Note that by disabling this option you also disable symbol information tooltips that appear on mouse over.

Highlight color usages

Enables highlighting of color definitions in code. For more information, refer to Color assistance.

Highlight special characters in string literals

Enables highlighting of correct and incorrect escape sequences in non-verbatim strings. For example:

Highlighting of escape sequence in strings

For more information, refer to Regular expressions assistance.

Highlight captured primary parameters

When this option is enabled, ReSharper changes syntax highlighting of primary constructor parameters that are used in instance members. Such parameters become captured in the instance context and behave like instance fields, therefore it is convenient to have them syntactically highlighted as fields.

In the example below, the firstName parameter is used to initialize the First property, but it is not captured because the compiler will create a backing field for First and copy the constructor argument there.

lastName on the other hand will be preserved as field to return its value when the Last property is accessed. Therefore, ReSharper highlights firstName as a normal parameter, but lastName as a field:

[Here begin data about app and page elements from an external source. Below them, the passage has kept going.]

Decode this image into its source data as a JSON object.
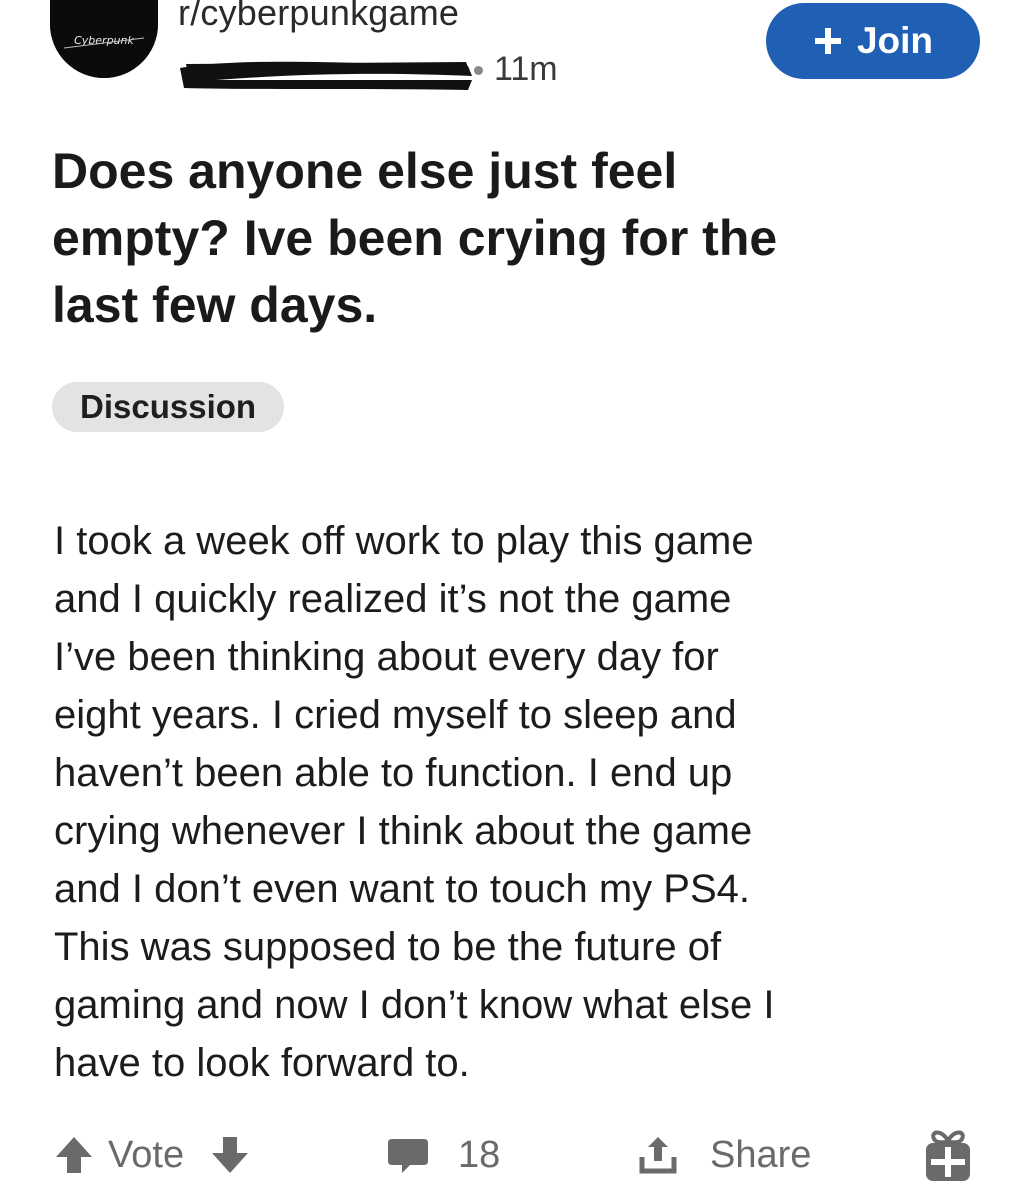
{
  "post": {
    "subreddit": "r/cyberpunkgame",
    "time": "11m",
    "avatar_logo_text": "Cyberpunk",
    "join_label": "Join",
    "title": "Does anyone else just feel empty? Ive been crying for the last few days.",
    "title_lines": [
      "Does anyone else just feel",
      "empty? Ive been crying for the",
      "last few days."
    ],
    "flair": "Discussion",
    "body_lines": [
      "I took a week off work to play this game",
      "and I quickly realized it’s not the game",
      "I’ve been thinking about every day for",
      "eight years. I cried myself to sleep and",
      "haven’t been able to function. I end up",
      "crying whenever I think about the game",
      "and I don’t even want to touch my PS4.",
      "This was supposed to be the future of",
      "gaming and now I don’t know what else I",
      "have to look forward to."
    ]
  },
  "actions": {
    "vote_label": "Vote",
    "comment_count": "18",
    "share_label": "Share"
  },
  "icons": {
    "upvote": "arrow-up-icon",
    "downvote": "arrow-down-icon",
    "comment": "comment-bubble-icon",
    "share": "share-icon",
    "award": "gift-award-icon",
    "join_plus": "plus-icon"
  },
  "colors": {
    "join_button": "#1f5fb4",
    "flair_bg": "#e3e3e3",
    "action_gray": "#6a6a6a",
    "text": "#1c1c1c"
  }
}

ReSharper: Syntax highlighting of a captured parameter in a primary constructor

Caret-dependent highlighting

Highlight usages of the element under the cursor

By default, when you set a caret at a declaration or a usage of a variable or a member, all other usages of that symbol in the file are displayed with a background highlighting. Use this checkbox to toggle this behavior.

Highlight context exits

This option, which is enabled by default, tells ReSharper to highlight all places where the control flow can exit the current context. For example, for a method, it will highlight the return type of the method, all return, throw keywords, and so on when you place the caret to one of these identifiers.

ReSharper highlights context exits

For a loop or a switch statement, it will additionally highlight the loop keywords as well as all the break statements inside it.

Note that if a method is not entirely visible in the editor, you can invoke the Navigate To: Function Exits command on the method name to trigger another kind of highlighting, which will not disappear when your caret leaves the method name.

Highlight related async/await keywords

This option enables highlighting of all async and await keywords in a function when your caret is on one of them.

Highlight condition elements

This option enables highlighting of matching logical and conditional operators (|, ||, &, &&, as well as ? and ? pairs) that work together in a complex expressions when your caret is at one of such operators.

In the example below, %product helps understand that the highlighted operators will be evaluated together, while the value1 > 1 || value2 >= 2 && condition1 part will be evaluated before, and the || value6 %lt; value7 || condition2 part will be evaluated after, according to the operator precedence.

ReSharper: Highlighting of matching logical operators

Quick fixes and context actions

Use parallel code analysis when applying fixes/actions in scope

Use solution-wide analysis results when applying quick fixes in scope

Last modified: 05 September 2023